Worldwide mobile connections will reach 5.6 billion in 2011, up 11 percent from 5 billion in 2010, according to Gartner, a market researcher. Mobile data services revenue will rocket to $314.7 billion in 2011, up 22.5% from last year.
The forecast reflects the explosion in sales of smartphones like the Apple iPhone and the Samsung Galaxy as well ultra-lightweight appliances like Hewlett-Packard's TouchPad. It may also explain why large U.S. carriers such as Verizon Wireless now support products like Apple iPhones, which were restricted a year ago to the AT&T network..
Mobile data traffic will increase significantly as more people will have access to mobile data network," said Jessica Ekholm, principal research analyst at Gartner. "Mobile data volumes will continue to grow as mobile data networks become faster and more ubiquitous, while at the same time the number of data users and data usage per user is expected to grow."
"Data revenue will continue to grow but at a much slower rate," Ekholm said. "This is causing a decoupling between revenue and data traffic, and it is also creating an increase in network costs for carriers as they try to sustain growing data traffic."
Worldwide mobile connections will experience steady growth through 2015 when mobile connections are forecast to reach 7.4 billion, and mobile data revenue will reach $552 billion.
Gartner expects communications service providers (CSPs) to increasingly start moving toward offering more flexible and more personalized data plans, which should help capture a larger mobile data user base. CSPs have also upgraded their networks by offering faster download and upload speeds to consumers, which have helped improve the general perception of data quality and thus led to increased data uptake.

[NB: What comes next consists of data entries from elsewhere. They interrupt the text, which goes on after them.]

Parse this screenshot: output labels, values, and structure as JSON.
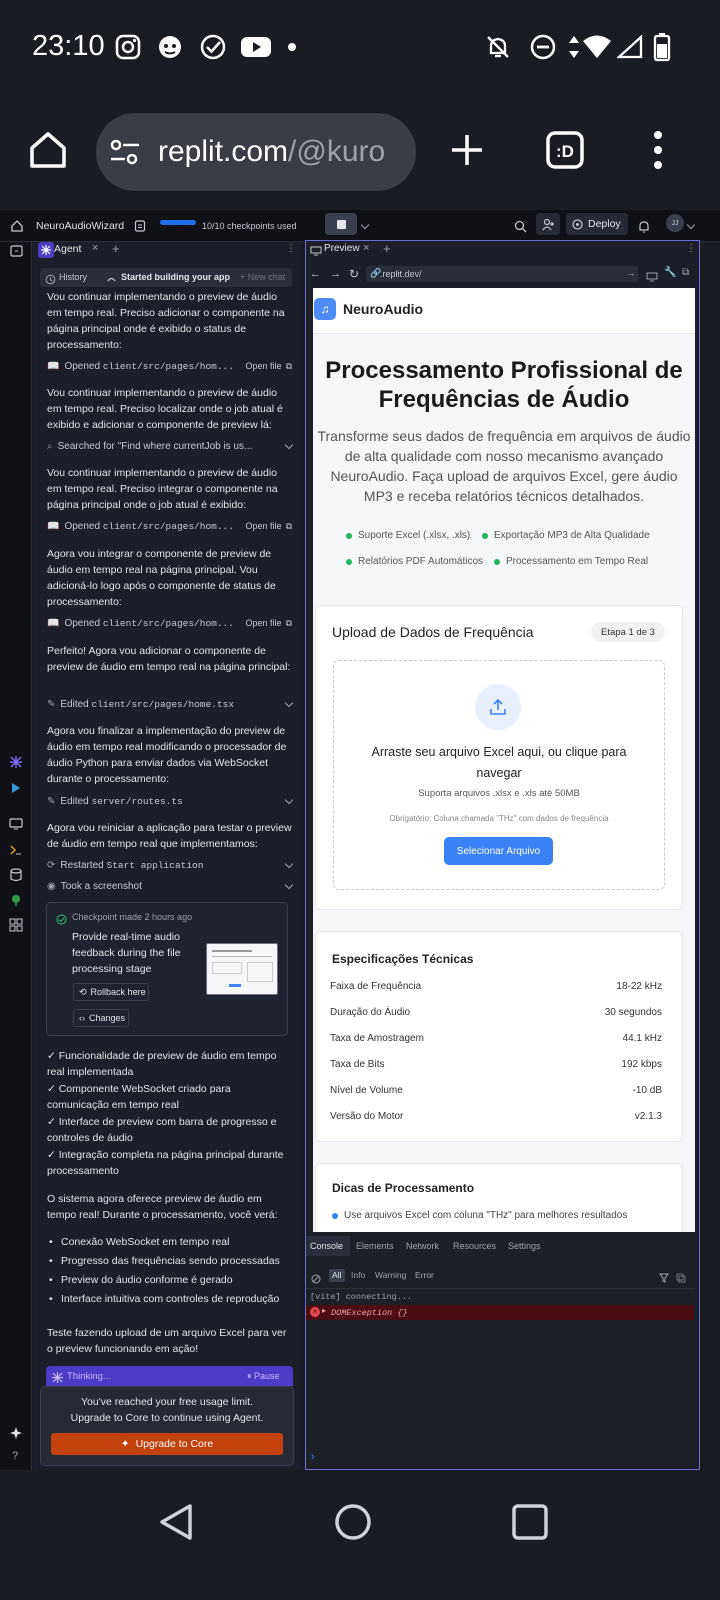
{
  "status_bar": {
    "time": "23:10",
    "left_icons": [
      "instagram-icon",
      "avatar-app-icon",
      "check-circle-icon",
      "youtube-icon",
      "dot-icon"
    ],
    "right_icons": [
      "mute-icon",
      "dnd-icon",
      "data-arrows-icon",
      "wifi-icon",
      "signal-icon",
      "battery-icon"
    ]
  },
  "browser": {
    "url_main": "replit.com",
    "url_rest": "/@kuro"
  },
  "replit_bar": {
    "project_name": "NeuroAudioWizard",
    "checkpoints": "10/10 checkpoints used",
    "deploy_label": "Deploy",
    "avatar_initials": "JJ"
  },
  "agent": {
    "tab_label": "Agent",
    "history_label": "History",
    "started_label": "Started building your app",
    "new_chat_label": "+ New chat",
    "top_partial": "Vou continuar implementando o preview de áudio em tempo real. Preciso adicionar o componente na página principal onde é exibido o status de processamento:",
    "act1_label": "Opened",
    "act1_path": "client/src/pages/hom...",
    "open_file": "Open file",
    "msg2": "Vou continuar implementando o preview de áudio em tempo real. Preciso localizar onde o job atual é exibido e adicionar o componente de preview lá:",
    "act2": "Searched for \"Find where currentJob is us...",
    "msg3": "Vou continuar implementando o preview de áudio em tempo real. Preciso integrar o componente na página principal onde o job atual é exibido:",
    "msg4": "Agora vou integrar o componente de preview de áudio em tempo real na página principal. Vou adicioná-lo logo após o componente de status de processamento:",
    "msg5": "Perfeito! Agora vou adicionar o componente de preview de áudio em tempo real na página principal:",
    "act5_label": "Edited",
    "act5_path": "client/src/pages/home.tsx",
    "msg6": "Agora vou finalizar a implementação do preview de áudio em tempo real modificando o processador de áudio Python para enviar dados via WebSocket durante o processamento:",
    "act6_path": "server/routes.ts",
    "msg7": "Agora vou reiniciar a aplicação para testar o preview de áudio em tempo real que implementamos:",
    "act7_label": "Restarted",
    "act7_code": "Start application",
    "act8": "Took a screenshot",
    "checkpoint": {
      "header": "Checkpoint made 2 hours ago",
      "title": "Provide real-time audio feedback during the file processing stage",
      "rollback": "Rollback here",
      "changes": "Changes"
    },
    "checks": [
      "✓ Funcionalidade de preview de áudio em tempo real implementada",
      "✓ Componente WebSocket criado para comunicação em tempo real",
      "✓ Interface de preview com barra de progresso e controles de áudio",
      "✓ Integração completa na página principal durante processamento"
    ],
    "summary": "O sistema agora oferece preview de áudio em tempo real! Durante o processamento, você verá:",
    "bullets": [
      "Conexão WebSocket em tempo real",
      "Progresso das frequências sendo processadas",
      "Preview do áudio conforme é gerado",
      "Interface intuitiva com controles de reprodução"
    ],
    "final": "Teste fazendo upload de um arquivo Excel para ver o preview funcionando em ação!",
    "thinking": "Thinking...",
    "pause": "Pause",
    "limit_line1": "You've reached your free usage limit.",
    "limit_line2": "Upgrade to Core to continue using Agent.",
    "upgrade": "Upgrade to Core"
  },
  "preview": {
    "tab_label": "Preview",
    "url": ".replit.dev/",
    "app_name": "NeuroAudio",
    "hero_title": "Processamento Profissional de Frequências de Áudio",
    "hero_sub": "Transforme seus dados de frequência em arquivos de áudio de alta qualidade com nosso mecanismo avançado NeuroAudio. Faça upload de arquivos Excel, gere áudio MP3 e receba relatórios técnicos detalhados.",
    "features": [
      "Suporte Excel (.xlsx, .xls)",
      "Exportação MP3 de Alta Qualidade",
      "Relatórios PDF Automáticos",
      "Processamento em Tempo Real"
    ],
    "upload_title": "Upload de Dados de Frequência",
    "step": "Etapa 1 de 3",
    "drop_title": "Arraste seu arquivo Excel aqui, ou clique para navegar",
    "drop_sub": "Suporta arquivos .xlsx e .xls até 50MB",
    "drop_req": "Obrigatório: Coluna chamada \"THz\" com dados de frequência",
    "select_btn": "Selecionar Arquivo",
    "specs_title": "Especificações Técnicas",
    "specs": [
      {
        "label": "Faixa de Frequência",
        "value": "18-22 kHz"
      },
      {
        "label": "Duração do Áudio",
        "value": "30 segundos"
      },
      {
        "label": "Taxa de Amostragem",
        "value": "44.1 kHz"
      },
      {
        "label": "Taxa de Bits",
        "value": "192 kbps"
      },
      {
        "label": "Nível de Volume",
        "value": "-10 dB"
      },
      {
        "label": "Versão do Motor",
        "value": "v2.1.3"
      }
    ],
    "tips_title": "Dicas de Processamento",
    "tip1": "Use arquivos Excel com coluna \"THz\" para melhores resultados"
  },
  "console": {
    "tabs": [
      "Console",
      "Elements",
      "Network",
      "Resources",
      "Settings"
    ],
    "filters": [
      "All",
      "Info",
      "Warning",
      "Error"
    ],
    "line1": "[vite] connecting...",
    "line2": "DOMException {}",
    "prompt": "›"
  },
  "colors": {
    "accent": "#3b82f6",
    "upgrade": "#c2410c",
    "thinking": "#4c3bc4",
    "error_bg": "#4a0d12"
  }
}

Gartner analysts said carriers should investigate the pros and the cons of more customized pricing plans, such as tiered pricing, a la carte and usage-based plans, carefully weighing additional costs and future benefits. Additionally, CSPs should look to offer increased flexibility in pricing and introduce add-on pricing models, in which users are able to add data access when they want to. These add-on pricing models could include paying for additional usage and additional speed, and charging a fee for voice over Internet Protocol (VoIP) or for gaming.